Lines from the one containing "Enumerate this screenshot's" through the end of the entries below: set them down exactly, both ends included, with nothing added.

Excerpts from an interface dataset
- - -

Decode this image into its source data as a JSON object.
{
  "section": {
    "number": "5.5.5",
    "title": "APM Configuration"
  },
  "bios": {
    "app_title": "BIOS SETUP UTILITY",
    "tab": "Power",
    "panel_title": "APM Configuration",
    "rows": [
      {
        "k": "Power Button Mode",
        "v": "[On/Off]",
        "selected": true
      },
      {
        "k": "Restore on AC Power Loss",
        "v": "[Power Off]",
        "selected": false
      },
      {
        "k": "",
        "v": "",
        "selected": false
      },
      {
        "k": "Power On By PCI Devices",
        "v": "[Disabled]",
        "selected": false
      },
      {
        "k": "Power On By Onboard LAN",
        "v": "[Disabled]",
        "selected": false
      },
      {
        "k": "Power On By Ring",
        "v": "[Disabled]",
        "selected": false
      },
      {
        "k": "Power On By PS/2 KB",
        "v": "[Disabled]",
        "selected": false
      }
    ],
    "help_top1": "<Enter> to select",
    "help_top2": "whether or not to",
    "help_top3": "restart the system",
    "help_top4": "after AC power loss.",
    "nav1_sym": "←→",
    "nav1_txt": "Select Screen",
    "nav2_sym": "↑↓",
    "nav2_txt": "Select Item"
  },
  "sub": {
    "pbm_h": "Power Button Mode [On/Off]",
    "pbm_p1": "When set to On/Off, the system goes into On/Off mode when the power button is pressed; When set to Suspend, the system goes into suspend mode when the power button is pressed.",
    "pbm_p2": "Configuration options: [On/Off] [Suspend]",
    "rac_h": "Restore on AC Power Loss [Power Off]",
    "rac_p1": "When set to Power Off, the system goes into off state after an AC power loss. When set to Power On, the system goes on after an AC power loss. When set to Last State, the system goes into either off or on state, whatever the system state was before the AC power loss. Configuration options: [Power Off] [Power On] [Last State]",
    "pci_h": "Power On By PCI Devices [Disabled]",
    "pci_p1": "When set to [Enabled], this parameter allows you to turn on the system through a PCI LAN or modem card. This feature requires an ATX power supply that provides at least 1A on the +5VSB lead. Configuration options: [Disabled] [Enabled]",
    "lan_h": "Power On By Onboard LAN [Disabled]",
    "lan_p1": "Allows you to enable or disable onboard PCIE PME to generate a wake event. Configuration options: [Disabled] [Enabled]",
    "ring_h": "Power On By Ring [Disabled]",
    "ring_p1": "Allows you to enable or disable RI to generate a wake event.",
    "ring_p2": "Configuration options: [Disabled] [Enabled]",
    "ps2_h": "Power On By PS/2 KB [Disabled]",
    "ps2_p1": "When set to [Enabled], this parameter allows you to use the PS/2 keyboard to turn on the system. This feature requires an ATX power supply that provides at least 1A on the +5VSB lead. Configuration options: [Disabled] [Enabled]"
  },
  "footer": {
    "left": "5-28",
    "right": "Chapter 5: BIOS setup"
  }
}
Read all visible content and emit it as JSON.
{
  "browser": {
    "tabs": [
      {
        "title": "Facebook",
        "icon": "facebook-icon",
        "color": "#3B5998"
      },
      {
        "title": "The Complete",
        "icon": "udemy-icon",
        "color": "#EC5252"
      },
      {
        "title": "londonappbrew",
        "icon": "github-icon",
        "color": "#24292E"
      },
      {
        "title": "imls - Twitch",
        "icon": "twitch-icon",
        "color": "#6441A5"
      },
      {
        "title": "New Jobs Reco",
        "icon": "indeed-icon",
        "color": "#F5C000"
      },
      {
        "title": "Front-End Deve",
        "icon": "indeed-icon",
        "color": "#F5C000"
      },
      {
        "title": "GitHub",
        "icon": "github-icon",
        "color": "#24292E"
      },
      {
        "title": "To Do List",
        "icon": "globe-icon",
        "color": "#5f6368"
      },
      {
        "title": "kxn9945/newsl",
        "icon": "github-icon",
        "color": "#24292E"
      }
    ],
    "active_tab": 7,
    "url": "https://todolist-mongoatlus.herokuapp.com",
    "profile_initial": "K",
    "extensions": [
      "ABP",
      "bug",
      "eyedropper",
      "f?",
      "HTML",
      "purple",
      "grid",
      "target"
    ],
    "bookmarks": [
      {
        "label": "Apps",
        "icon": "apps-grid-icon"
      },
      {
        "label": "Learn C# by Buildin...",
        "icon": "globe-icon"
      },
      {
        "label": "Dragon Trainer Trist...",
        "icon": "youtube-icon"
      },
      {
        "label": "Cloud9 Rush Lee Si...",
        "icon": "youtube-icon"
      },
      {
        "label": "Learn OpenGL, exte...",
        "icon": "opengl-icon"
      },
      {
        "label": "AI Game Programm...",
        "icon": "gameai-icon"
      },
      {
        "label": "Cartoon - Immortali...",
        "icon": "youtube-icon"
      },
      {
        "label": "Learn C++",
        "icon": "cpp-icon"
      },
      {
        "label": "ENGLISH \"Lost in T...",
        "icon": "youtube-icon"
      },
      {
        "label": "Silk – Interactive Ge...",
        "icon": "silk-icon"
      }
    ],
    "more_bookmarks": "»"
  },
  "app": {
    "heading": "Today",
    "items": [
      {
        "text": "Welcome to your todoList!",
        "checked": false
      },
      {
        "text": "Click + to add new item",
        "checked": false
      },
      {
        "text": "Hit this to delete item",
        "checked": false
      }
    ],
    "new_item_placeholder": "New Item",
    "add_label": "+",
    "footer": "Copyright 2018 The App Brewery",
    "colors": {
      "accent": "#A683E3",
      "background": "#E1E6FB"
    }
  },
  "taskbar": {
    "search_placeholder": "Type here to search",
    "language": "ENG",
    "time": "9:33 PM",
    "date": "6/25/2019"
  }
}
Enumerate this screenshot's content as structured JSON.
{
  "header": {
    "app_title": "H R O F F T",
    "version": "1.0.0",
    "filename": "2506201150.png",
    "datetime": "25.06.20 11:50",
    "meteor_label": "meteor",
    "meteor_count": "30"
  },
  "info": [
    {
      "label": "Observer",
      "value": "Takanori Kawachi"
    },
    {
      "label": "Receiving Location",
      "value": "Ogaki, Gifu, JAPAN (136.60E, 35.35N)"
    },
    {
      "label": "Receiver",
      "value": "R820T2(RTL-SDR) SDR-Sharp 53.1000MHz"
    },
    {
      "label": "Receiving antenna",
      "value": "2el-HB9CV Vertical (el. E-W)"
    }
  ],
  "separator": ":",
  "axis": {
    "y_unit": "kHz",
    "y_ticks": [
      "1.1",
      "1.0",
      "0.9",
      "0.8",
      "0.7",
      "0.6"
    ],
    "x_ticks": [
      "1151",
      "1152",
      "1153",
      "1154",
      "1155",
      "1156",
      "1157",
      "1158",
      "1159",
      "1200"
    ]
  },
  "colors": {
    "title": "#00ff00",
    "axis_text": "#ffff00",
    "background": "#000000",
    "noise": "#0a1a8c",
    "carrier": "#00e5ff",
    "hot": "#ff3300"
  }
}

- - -

Task result ::
Enumerate this screenshot's content as structured JSON.
{
  "header": {
    "app_title": "H R O F F T",
    "version": "1.0.0",
    "filename": "2506201150.png",
    "datetime": "25.06.20 11:50",
    "meteor_label": "meteor",
    "meteor_count": "30"
  },
  "info": [
    {
      "label": "Observer",
      "value": "Takanori Kawachi"
    },
    {
      "label": "Receiving Location",
      "value": "Ogaki, Gifu, JAPAN (136.60E, 35.35N)"
    },
    {
      "label": "Receiver",
      "value": "R820T2(RTL-SDR) SDR-Sharp 53.1000MHz"
    },
    {
      "label": "Receiving antenna",
      "value": "2el-HB9CV Vertical (el. E-W)"
    }
  ],
  "separator": ":",
  "axis": {
    "y_unit": "kHz",
    "y_ticks": [
      "1.1",
      "1.0",
      "0.9",
      "0.8",
      "0.7",
      "0.6"
    ],
    "x_ticks": [
      "1151",
      "1152",
      "1153",
      "1154",
      "1155",
      "1156",
      "1157",
      "1158",
      "1159",
      "1200"
    ]
  },
  "colors": {
    "title": "#00ff00",
    "axis_text": "#ffff00",
    "background": "#000000",
    "noise": "#0a1a8c",
    "carrier": "#00e5ff",
    "hot": "#ff3300"
  }
}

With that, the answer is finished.